:: Requirement ::
Look for the word "name" in the entries and copy every line where it shows up.

##### Record extracts

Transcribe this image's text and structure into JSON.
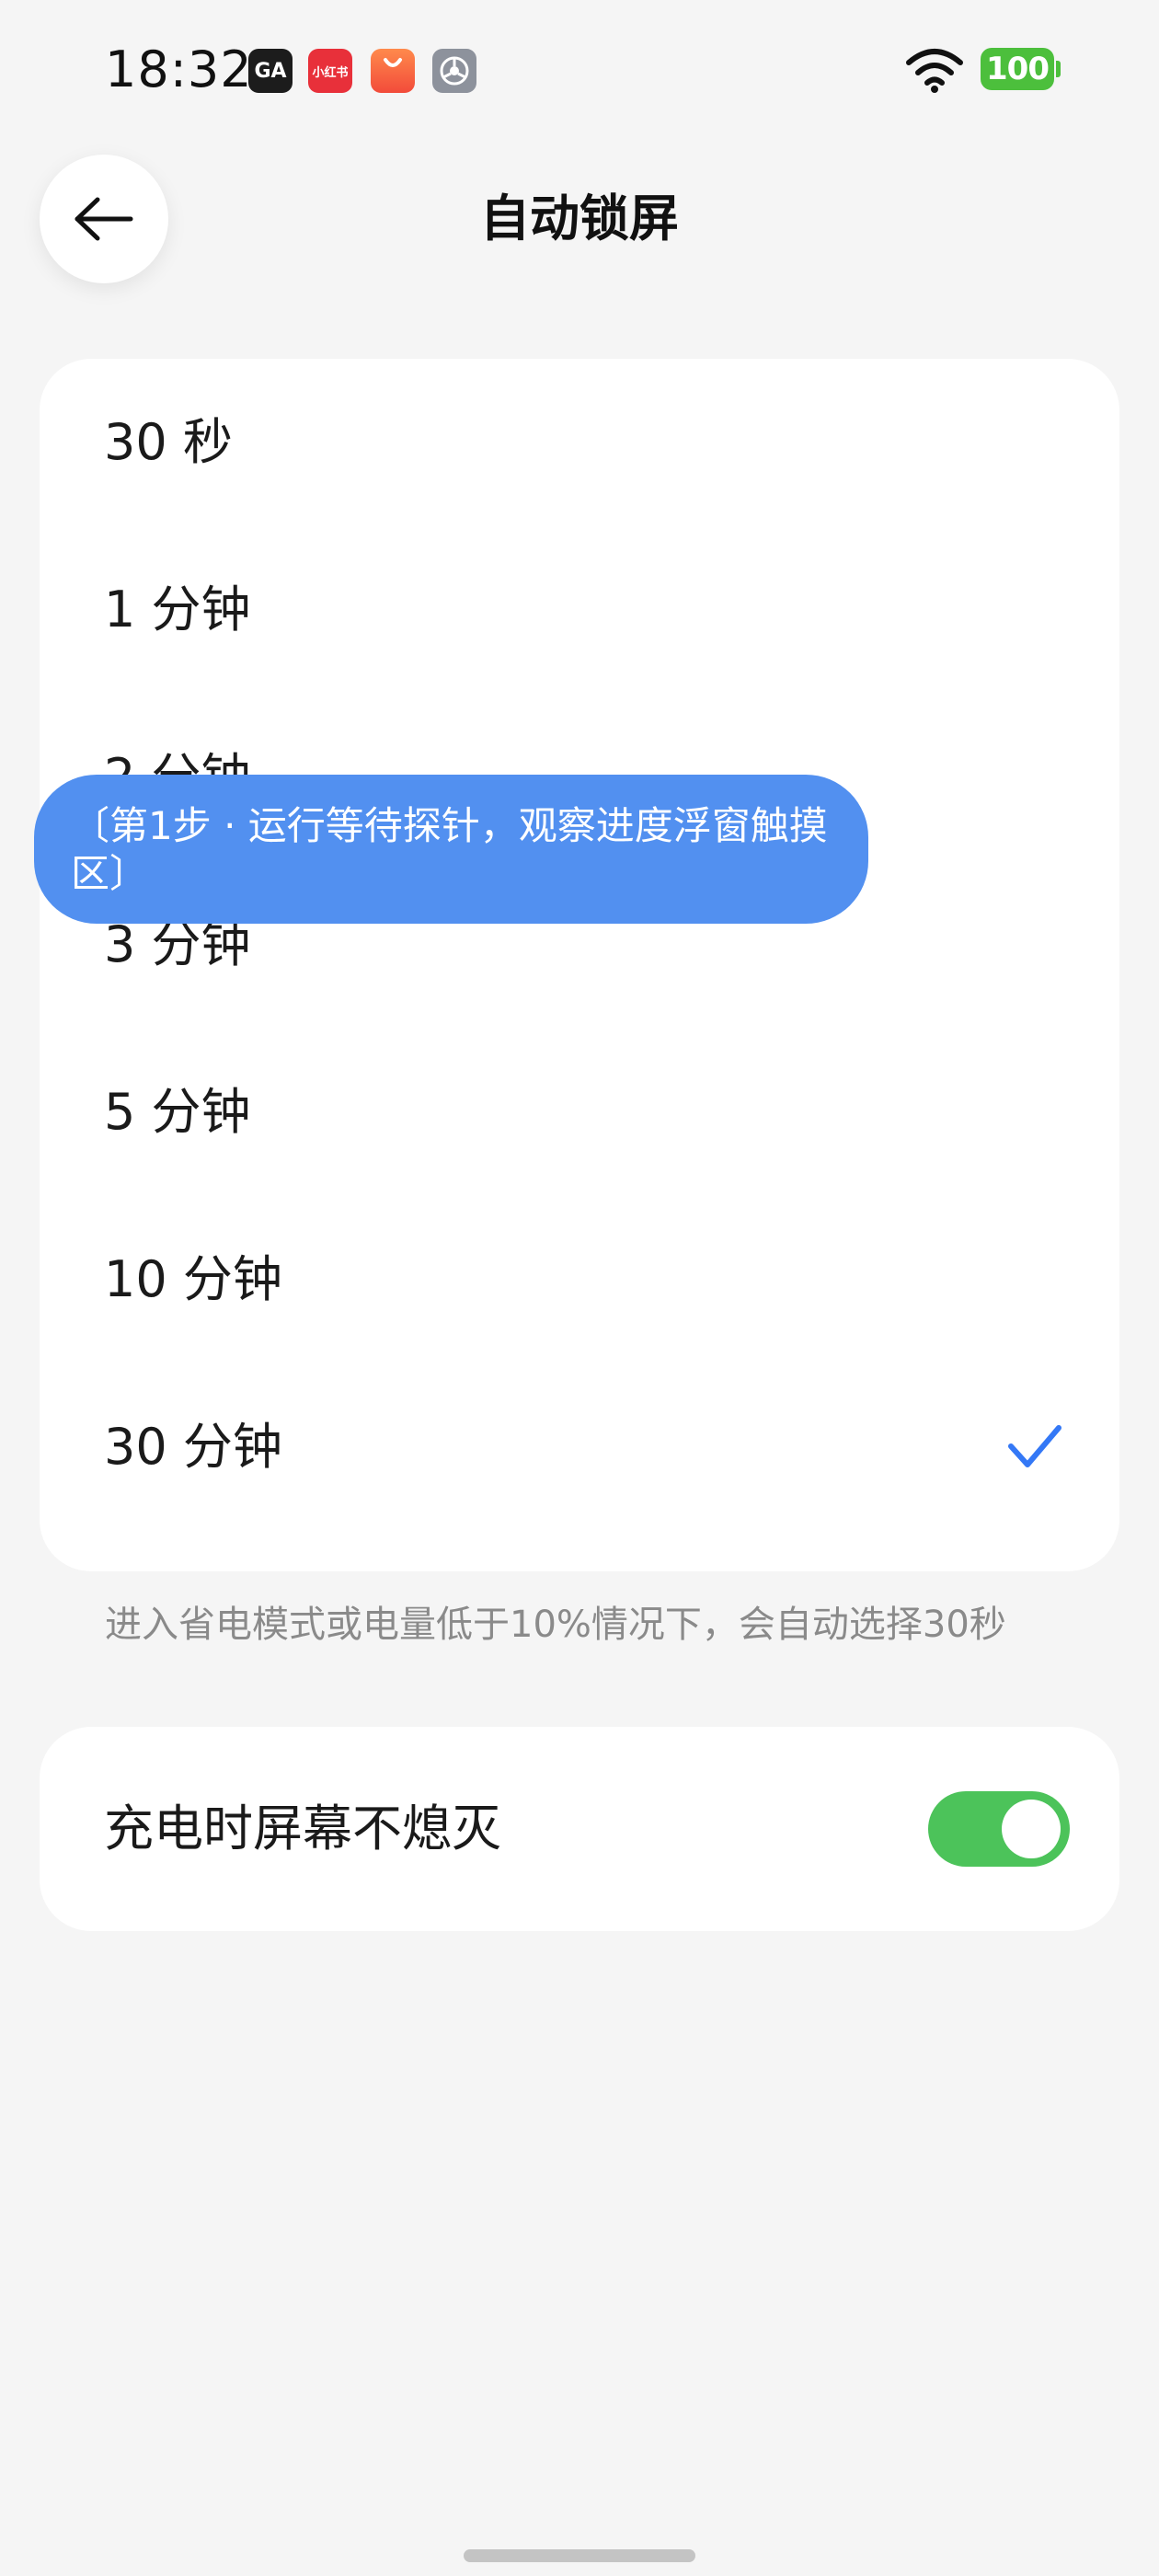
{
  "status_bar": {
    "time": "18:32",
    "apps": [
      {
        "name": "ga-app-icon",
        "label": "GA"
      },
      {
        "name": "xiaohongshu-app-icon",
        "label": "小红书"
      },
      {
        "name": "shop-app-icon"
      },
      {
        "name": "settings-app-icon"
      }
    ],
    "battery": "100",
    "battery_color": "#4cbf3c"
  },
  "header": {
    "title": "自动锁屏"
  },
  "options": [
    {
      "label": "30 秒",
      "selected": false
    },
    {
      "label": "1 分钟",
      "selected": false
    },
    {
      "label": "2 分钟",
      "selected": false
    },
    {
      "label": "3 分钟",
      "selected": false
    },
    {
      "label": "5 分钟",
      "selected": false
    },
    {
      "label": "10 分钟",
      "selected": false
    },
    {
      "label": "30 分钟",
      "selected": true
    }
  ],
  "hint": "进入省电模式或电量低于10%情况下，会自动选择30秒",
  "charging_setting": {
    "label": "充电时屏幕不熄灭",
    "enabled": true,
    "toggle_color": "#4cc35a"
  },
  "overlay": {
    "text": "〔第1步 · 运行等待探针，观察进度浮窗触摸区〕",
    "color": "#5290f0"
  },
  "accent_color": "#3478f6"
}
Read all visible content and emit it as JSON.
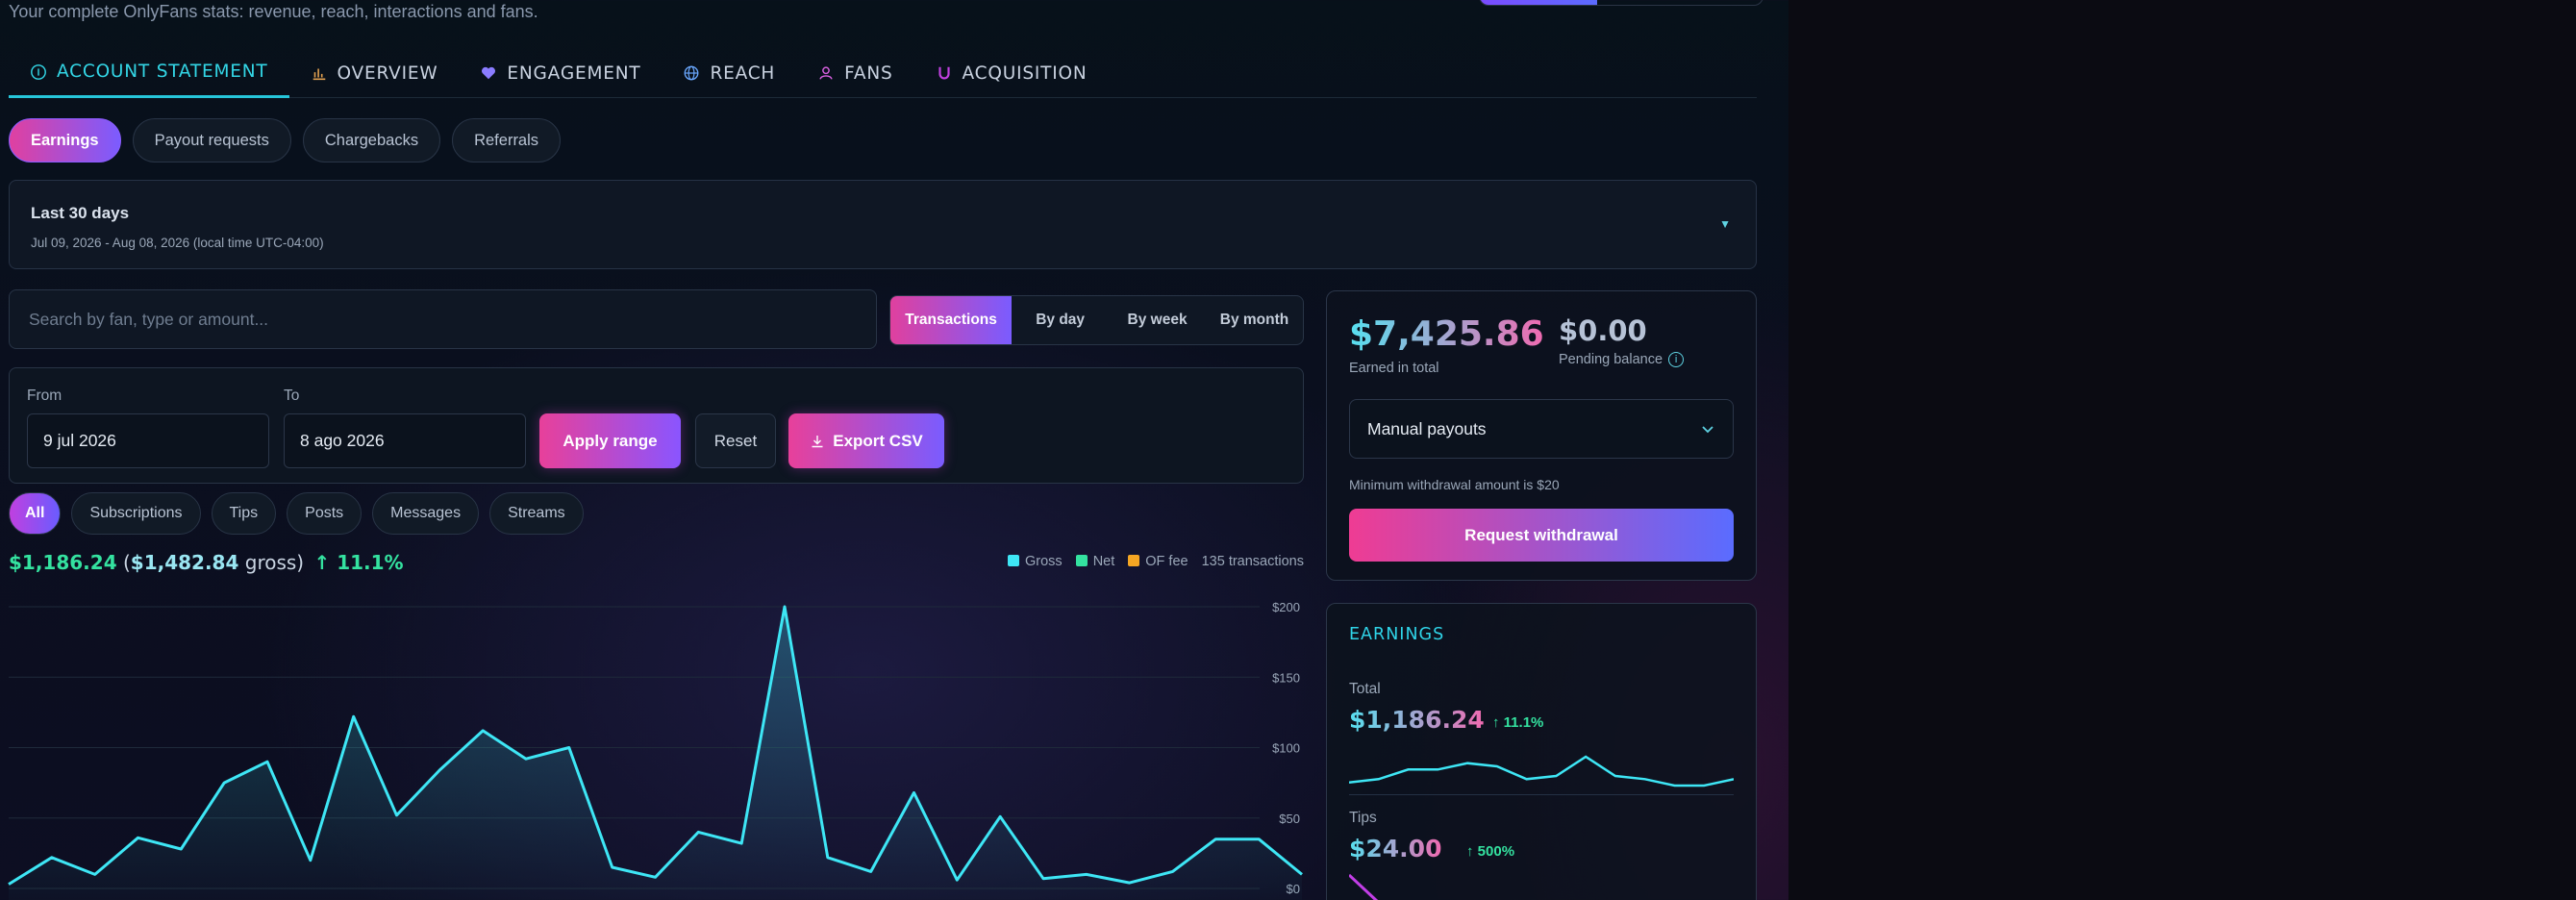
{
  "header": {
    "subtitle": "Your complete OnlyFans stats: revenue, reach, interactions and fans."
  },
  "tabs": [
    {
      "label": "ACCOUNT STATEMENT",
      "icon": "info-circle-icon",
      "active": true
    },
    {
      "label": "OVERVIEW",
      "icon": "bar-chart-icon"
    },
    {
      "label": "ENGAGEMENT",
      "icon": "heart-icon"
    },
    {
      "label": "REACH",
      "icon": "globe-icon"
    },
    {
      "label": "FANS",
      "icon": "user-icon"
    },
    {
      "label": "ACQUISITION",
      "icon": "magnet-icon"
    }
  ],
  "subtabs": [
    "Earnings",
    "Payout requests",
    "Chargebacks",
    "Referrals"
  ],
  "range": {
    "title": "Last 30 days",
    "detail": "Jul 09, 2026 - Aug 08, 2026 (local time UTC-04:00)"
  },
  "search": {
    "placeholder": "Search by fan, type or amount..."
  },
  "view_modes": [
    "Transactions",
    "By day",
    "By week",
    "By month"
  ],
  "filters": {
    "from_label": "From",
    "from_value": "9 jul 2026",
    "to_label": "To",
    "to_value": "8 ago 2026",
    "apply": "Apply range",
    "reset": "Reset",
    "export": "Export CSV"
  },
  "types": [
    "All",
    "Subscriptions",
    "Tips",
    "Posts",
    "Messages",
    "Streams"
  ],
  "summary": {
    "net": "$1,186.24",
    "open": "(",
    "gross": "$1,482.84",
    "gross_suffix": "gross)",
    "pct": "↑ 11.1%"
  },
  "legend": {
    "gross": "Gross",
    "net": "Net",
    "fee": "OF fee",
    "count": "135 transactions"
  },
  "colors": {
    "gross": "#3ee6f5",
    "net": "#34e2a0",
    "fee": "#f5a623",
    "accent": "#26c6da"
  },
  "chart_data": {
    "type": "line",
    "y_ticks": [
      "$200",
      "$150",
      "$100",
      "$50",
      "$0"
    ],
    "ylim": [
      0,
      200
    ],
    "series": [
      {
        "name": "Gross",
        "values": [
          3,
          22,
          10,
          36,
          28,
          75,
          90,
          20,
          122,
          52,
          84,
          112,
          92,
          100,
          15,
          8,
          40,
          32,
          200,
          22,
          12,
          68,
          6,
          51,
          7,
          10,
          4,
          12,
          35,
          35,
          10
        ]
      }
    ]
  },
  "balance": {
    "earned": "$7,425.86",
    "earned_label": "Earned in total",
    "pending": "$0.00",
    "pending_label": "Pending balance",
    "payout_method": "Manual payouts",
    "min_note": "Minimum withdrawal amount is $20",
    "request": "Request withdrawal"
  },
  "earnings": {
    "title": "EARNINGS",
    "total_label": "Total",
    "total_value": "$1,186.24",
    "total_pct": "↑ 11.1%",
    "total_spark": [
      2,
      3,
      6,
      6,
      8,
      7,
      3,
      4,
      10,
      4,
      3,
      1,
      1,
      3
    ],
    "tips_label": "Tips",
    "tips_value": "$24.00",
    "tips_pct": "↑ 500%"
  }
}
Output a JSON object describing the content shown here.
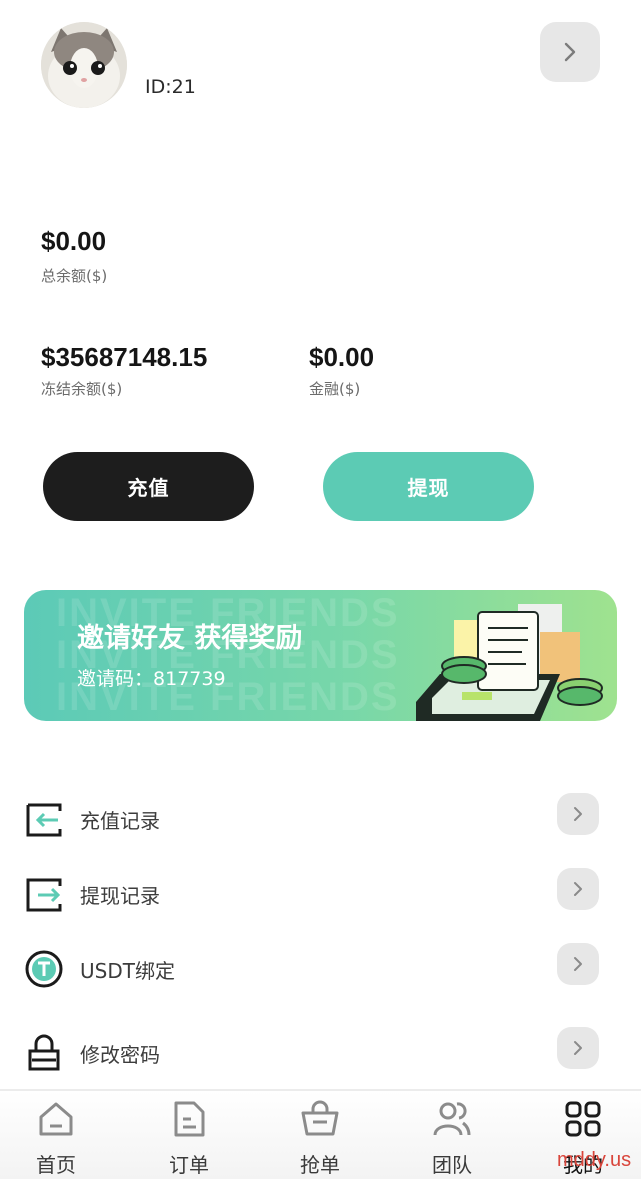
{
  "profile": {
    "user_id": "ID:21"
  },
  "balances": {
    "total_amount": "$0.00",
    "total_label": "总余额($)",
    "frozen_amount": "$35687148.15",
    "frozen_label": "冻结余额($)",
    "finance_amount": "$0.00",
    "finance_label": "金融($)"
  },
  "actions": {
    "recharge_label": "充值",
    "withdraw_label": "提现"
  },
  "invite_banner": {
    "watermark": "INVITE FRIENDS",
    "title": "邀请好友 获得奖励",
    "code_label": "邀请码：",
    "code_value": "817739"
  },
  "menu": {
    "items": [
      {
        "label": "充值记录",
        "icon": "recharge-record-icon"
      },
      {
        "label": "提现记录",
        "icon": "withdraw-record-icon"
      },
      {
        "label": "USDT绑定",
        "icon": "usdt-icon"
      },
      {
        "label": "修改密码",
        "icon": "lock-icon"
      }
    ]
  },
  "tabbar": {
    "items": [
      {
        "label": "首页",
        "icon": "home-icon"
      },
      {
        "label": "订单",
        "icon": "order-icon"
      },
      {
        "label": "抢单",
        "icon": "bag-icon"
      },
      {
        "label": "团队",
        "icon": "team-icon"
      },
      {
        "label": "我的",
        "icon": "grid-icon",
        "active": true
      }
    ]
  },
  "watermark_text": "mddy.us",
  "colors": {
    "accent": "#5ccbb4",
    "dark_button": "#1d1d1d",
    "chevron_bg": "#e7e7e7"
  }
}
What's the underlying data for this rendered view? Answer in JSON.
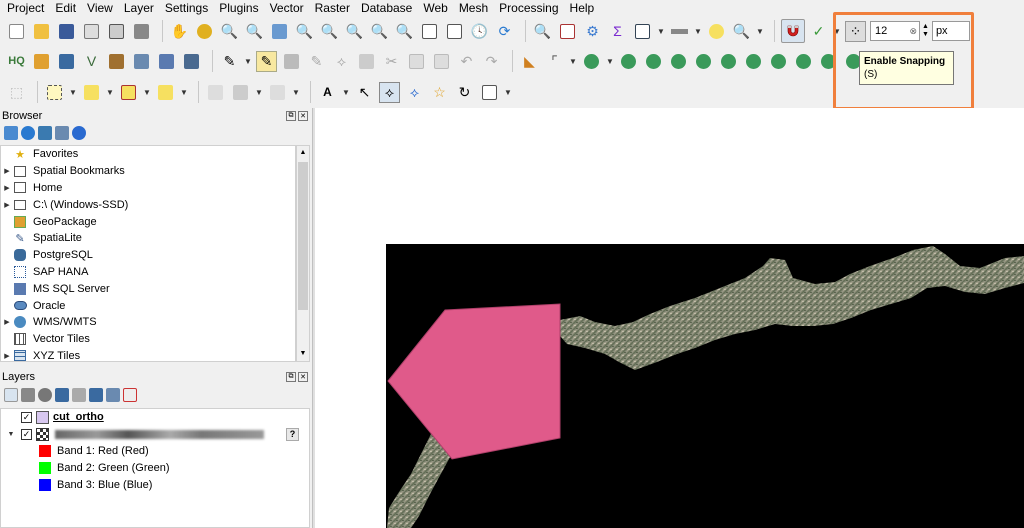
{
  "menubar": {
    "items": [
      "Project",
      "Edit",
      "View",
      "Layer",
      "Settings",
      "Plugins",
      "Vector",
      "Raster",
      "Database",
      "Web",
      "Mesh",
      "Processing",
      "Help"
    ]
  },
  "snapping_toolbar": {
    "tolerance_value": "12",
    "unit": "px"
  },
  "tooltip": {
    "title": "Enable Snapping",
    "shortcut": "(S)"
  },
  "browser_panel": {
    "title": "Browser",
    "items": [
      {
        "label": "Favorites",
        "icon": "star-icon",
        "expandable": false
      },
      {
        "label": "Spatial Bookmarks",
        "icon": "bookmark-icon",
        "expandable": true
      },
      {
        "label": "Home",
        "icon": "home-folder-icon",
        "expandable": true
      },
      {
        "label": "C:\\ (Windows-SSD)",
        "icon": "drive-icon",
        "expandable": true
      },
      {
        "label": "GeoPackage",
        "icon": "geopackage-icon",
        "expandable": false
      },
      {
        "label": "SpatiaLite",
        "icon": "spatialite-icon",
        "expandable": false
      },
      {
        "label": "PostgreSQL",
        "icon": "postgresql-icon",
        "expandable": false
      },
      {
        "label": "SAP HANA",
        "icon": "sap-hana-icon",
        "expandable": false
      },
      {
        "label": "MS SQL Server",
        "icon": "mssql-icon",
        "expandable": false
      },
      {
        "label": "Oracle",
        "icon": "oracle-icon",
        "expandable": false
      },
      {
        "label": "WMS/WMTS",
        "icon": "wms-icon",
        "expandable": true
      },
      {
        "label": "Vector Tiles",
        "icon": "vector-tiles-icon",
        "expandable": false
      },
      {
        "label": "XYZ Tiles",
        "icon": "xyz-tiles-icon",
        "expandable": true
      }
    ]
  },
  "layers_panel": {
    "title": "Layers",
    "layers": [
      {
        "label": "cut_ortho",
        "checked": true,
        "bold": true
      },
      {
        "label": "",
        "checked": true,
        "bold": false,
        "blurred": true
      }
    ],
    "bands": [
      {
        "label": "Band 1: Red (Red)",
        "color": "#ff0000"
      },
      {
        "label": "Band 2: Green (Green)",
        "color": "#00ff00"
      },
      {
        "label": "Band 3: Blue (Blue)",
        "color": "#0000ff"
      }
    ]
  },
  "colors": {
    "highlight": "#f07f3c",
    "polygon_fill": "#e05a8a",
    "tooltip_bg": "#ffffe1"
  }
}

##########

:: Task response ::
        "name": "ga-app-icon",
        "name": "xiaohongshu-app-icon",
        "name": "shop-app-icon"
        "name": "settings-app-icon"
        "name": "Gross",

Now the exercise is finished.